Tips for a Successful Volunteer Project

Originally published as a white paper for NPower Seattle in December 2007.

Volunteers are a great resource for any nonprofit organization. We’re lucky in the Puget Sound region to have so many technically-skilled individuals looking to give back to our community. Recruiting helpful techie hands is relatively easy. Structuring your project in a way to ensure a positive real impact on your organization and a meaningful experience for the volunteer—that can be difficult. Here are some quick tips for success.

Spend more time than you think is necessary on planning.

Keep in mind that professional consultants often spend between 100-200 hours building a new database, and websites can also take well over 100 hours. We encourage organizations to put in as much advance effort with a volunteer project as they would if they were going to pay thousands of dollars for the same project. For example, if you are asking a volunteer to redesign your website, document as fully as possible what you want the new site to look like: colors, layouts, main content categories, etc. It is relatively common for organizations to hire a consultant to do portions of a tech project, and have the rest done by volunteers.
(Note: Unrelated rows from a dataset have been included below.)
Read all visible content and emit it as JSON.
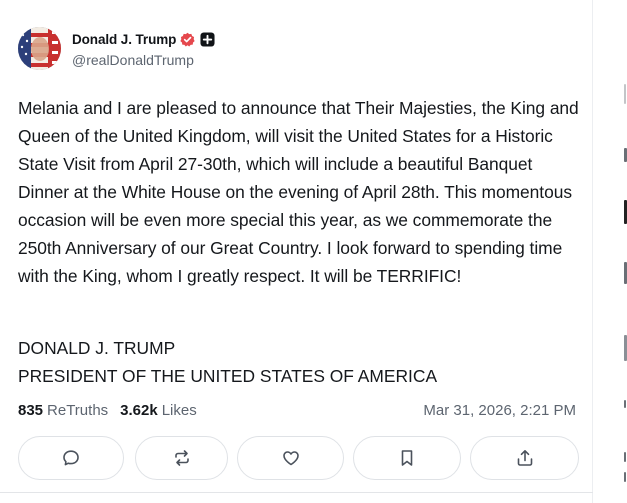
{
  "post": {
    "display_name": "Donald J. Trump",
    "handle": "@realDonaldTrump",
    "body": "Melania and I are pleased to announce that Their Majesties, the King and Queen of the United Kingdom, will visit the United States for a Historic State Visit from April 27-30th, which will include a beautiful Banquet Dinner at the White House on the evening of April 28th. This momentous occasion will be even more special this year, as we commemorate the 250th Anniversary of our Great Country. I look forward to spending time with the King, whom I greatly respect. It will be TERRIFIC!",
    "signature_line1": "DONALD J. TRUMP",
    "signature_line2": "PRESIDENT OF THE UNITED STATES OF AMERICA",
    "retruths_count": "835",
    "retruths_label": "ReTruths",
    "likes_count": "3.62k",
    "likes_label": "Likes",
    "timestamp": "Mar 31, 2026, 2:21 PM"
  },
  "colors": {
    "verified_badge": "#e5484d",
    "text_primary": "#15181c",
    "text_secondary": "#5d6570",
    "button_border": "#dfe2e6"
  },
  "actions": [
    {
      "icon": "reply-icon"
    },
    {
      "icon": "retruth-icon"
    },
    {
      "icon": "like-icon"
    },
    {
      "icon": "bookmark-icon"
    },
    {
      "icon": "share-icon"
    }
  ]
}
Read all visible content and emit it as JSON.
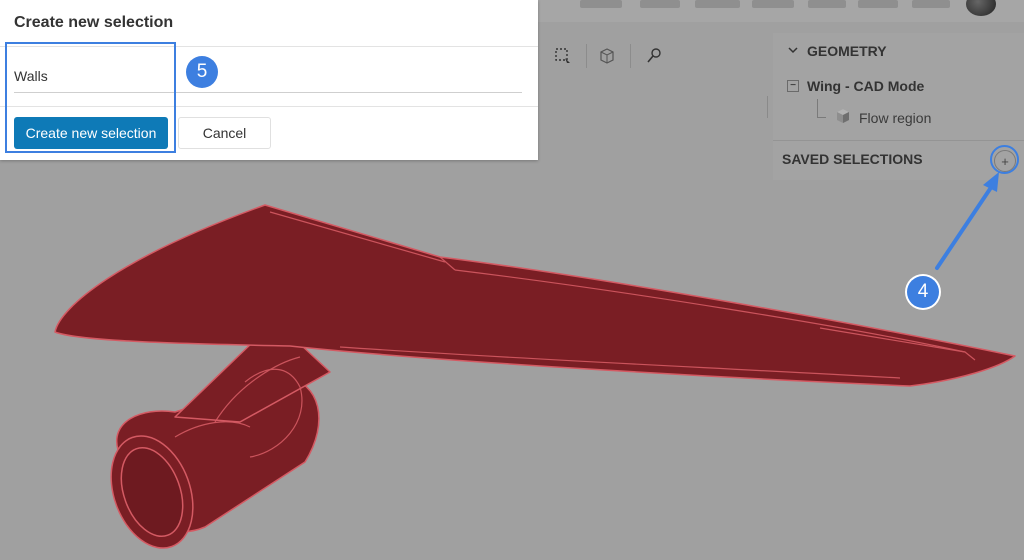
{
  "dialog": {
    "title": "Create new selection",
    "input_value": "Walls",
    "create_label": "Create new selection",
    "cancel_label": "Cancel"
  },
  "tree": {
    "geometry_label": "GEOMETRY",
    "model_label": "Wing - CAD Mode",
    "region_label": "Flow region",
    "saved_selections_label": "SAVED SELECTIONS",
    "add_symbol": "+"
  },
  "annotations": {
    "step_4": "4",
    "step_5": "5",
    "color": "#3d7fe0"
  },
  "model": {
    "color": "#7a1e24",
    "edge_color": "#d45a63"
  },
  "icons": [
    "box-select-icon",
    "mesh-icon",
    "probe-icon",
    "chevron-down-icon",
    "cube-icon"
  ]
}
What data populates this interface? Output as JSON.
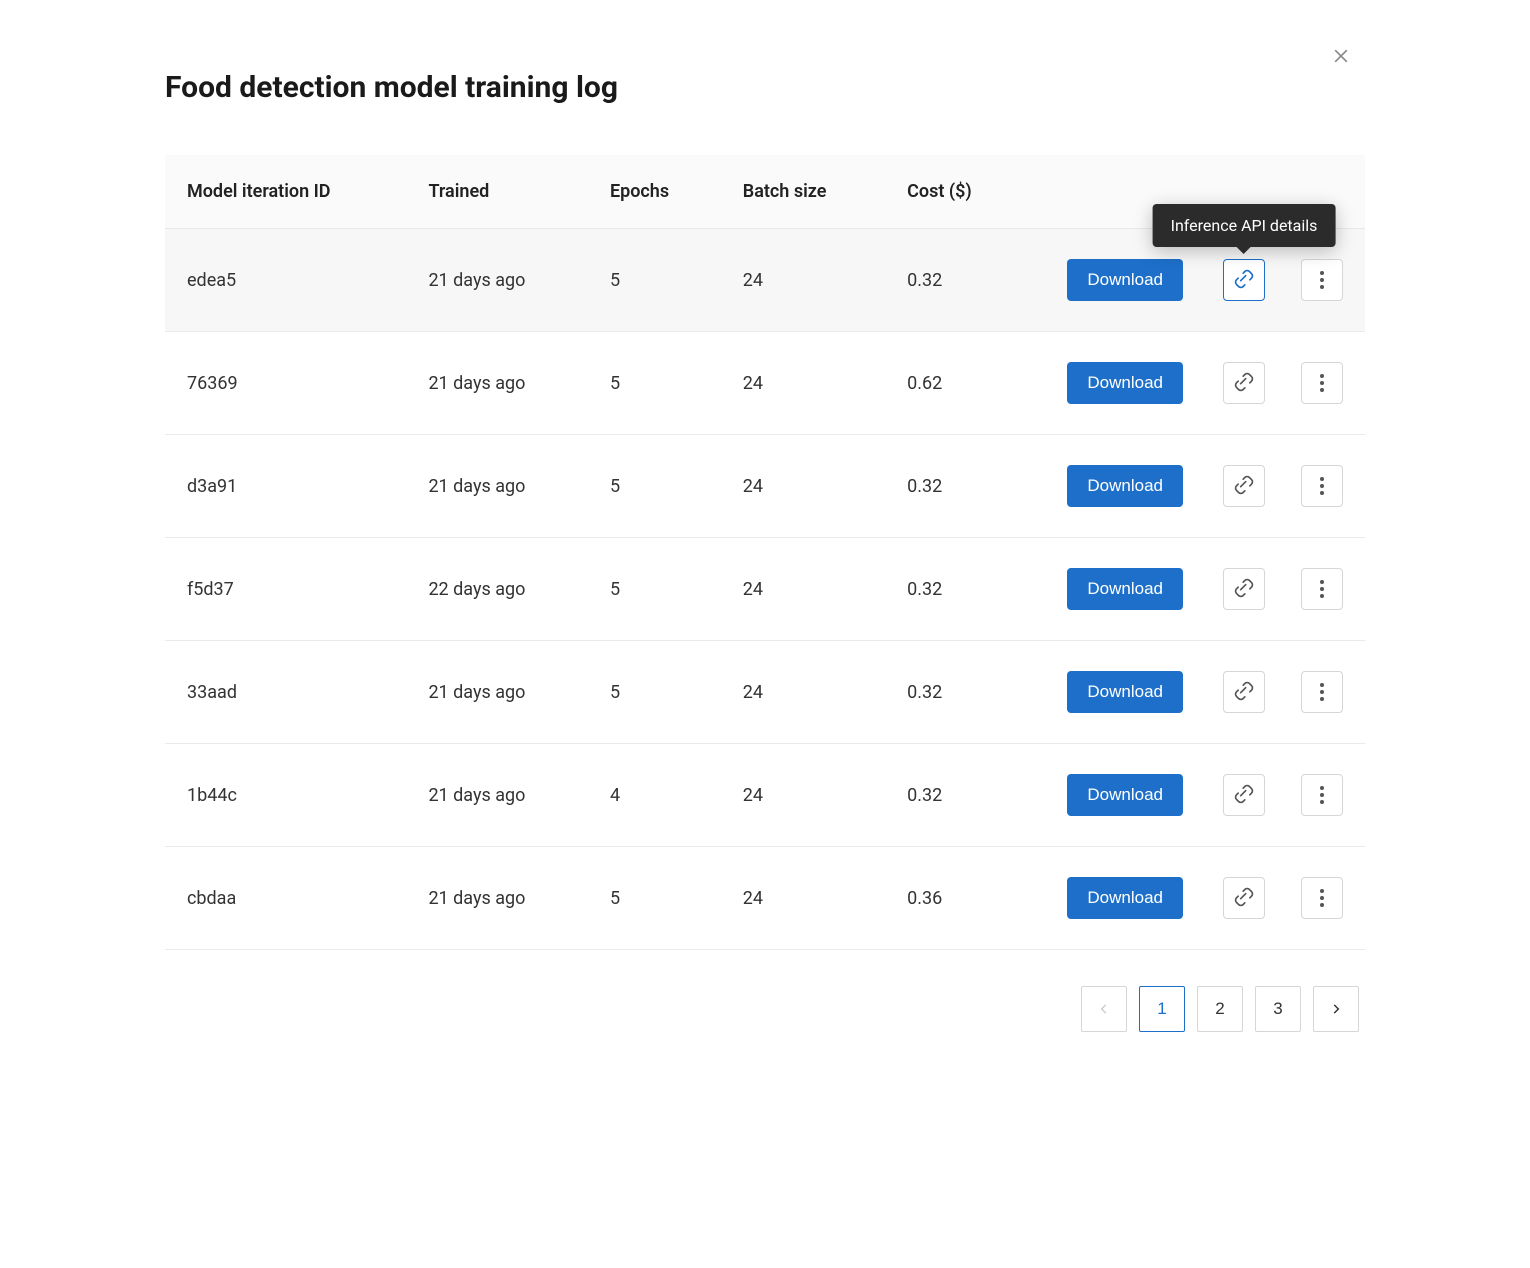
{
  "title": "Food detection model training log",
  "tooltip": "Inference API details",
  "download_label": "Download",
  "columns": {
    "id": "Model iteration ID",
    "trained": "Trained",
    "epochs": "Epochs",
    "batch": "Batch size",
    "cost": "Cost ($)"
  },
  "rows": [
    {
      "id": "edea5",
      "trained": "21 days ago",
      "epochs": "5",
      "batch": "24",
      "cost": "0.32",
      "selected": true
    },
    {
      "id": "76369",
      "trained": "21 days ago",
      "epochs": "5",
      "batch": "24",
      "cost": "0.62",
      "selected": false
    },
    {
      "id": "d3a91",
      "trained": "21 days ago",
      "epochs": "5",
      "batch": "24",
      "cost": "0.32",
      "selected": false
    },
    {
      "id": "f5d37",
      "trained": "22 days ago",
      "epochs": "5",
      "batch": "24",
      "cost": "0.32",
      "selected": false
    },
    {
      "id": "33aad",
      "trained": "21 days ago",
      "epochs": "5",
      "batch": "24",
      "cost": "0.32",
      "selected": false
    },
    {
      "id": "1b44c",
      "trained": "21 days ago",
      "epochs": "4",
      "batch": "24",
      "cost": "0.32",
      "selected": false
    },
    {
      "id": "cbdaa",
      "trained": "21 days ago",
      "epochs": "5",
      "batch": "24",
      "cost": "0.36",
      "selected": false
    }
  ],
  "pagination": {
    "pages": [
      "1",
      "2",
      "3"
    ],
    "current": "1",
    "prev_disabled": true
  }
}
Plan on spending a considerable amount of staff time on this project, even after the planning stage.

Your volunteer will need help understanding what your organization’s goals are for the completed project. For any tech project to be successful, your volunteer (or paid consultant for that matter) will need a lot of staff input and participation. Make sure a qualified staff member, possibly several depending on the project, is available throughout the project.

 

Do your homework. Make sure you have an understanding of the technology that you are asking to be implemented.

Sometimes our clients get frustrated when something they thought would be a simple addition to their technology infrastructure actually requires many hours of our consultants time. With computers and technology, things are rarely as simple as they seem. Even if it seems simple, ask other agencies how long it took them. Ask NPower how long it would take our consultants.

 

If your project is large, consider dividing it into smaller pieces.

As we said above, some technology projects can be 200 hours or more, and it can be very difficult to recruit a volunteer able to commit to a project of that size. However, organizations have had success with these longer projects bydividing the project into pieces.

For instance, if you are looking for a volunteer to build you a new website, you could start by recruiting a volunteer to help you build a site map and define the organizational structure for your website. Then look for another volunteer that create the visual design, and tap yet another to do the actual implementation. In some complex projects, you may want to hire paid consultants for some tasks and engage volunteers for the rest.

Consider long-term maintenance as part of your overall plan.

Building a network, a website, or a database can take a large amount of time, but just as important, and potentially time-consuming, are the ongoing maintenance activities. Databases and websites often last much longer than any individual volunteer’s availability. If you’re looking for a volunteer to do up-keep and maintenance as well building out the technology, you need to make sure this is very clear at the outset. Even if you do find someone able to make a long-term commitment, it is always a good idea to make sure that at least one of your staff members is trained sufficiently to take over responsibility.

Make sure you have strong business reasons for your decisions, including software choices.

Many organizations come to NPower asking for a technical solution to be built using a specific tool, for example, they want their website built using Dreamweaver or their donor database built in FileMaker. Make sure that you have specific and strong reasons for using that tool, and owning it already isn’t necessarily a strong reason. When you limit your project to being built with specific software, you also limit the number of volunteers who could help you on the project, and you may also limit the productivity and adaptability of your project down the road. You should also make sure that you consider long term support, both the ease of finding it and its cost, while you are choosing your website or database tool.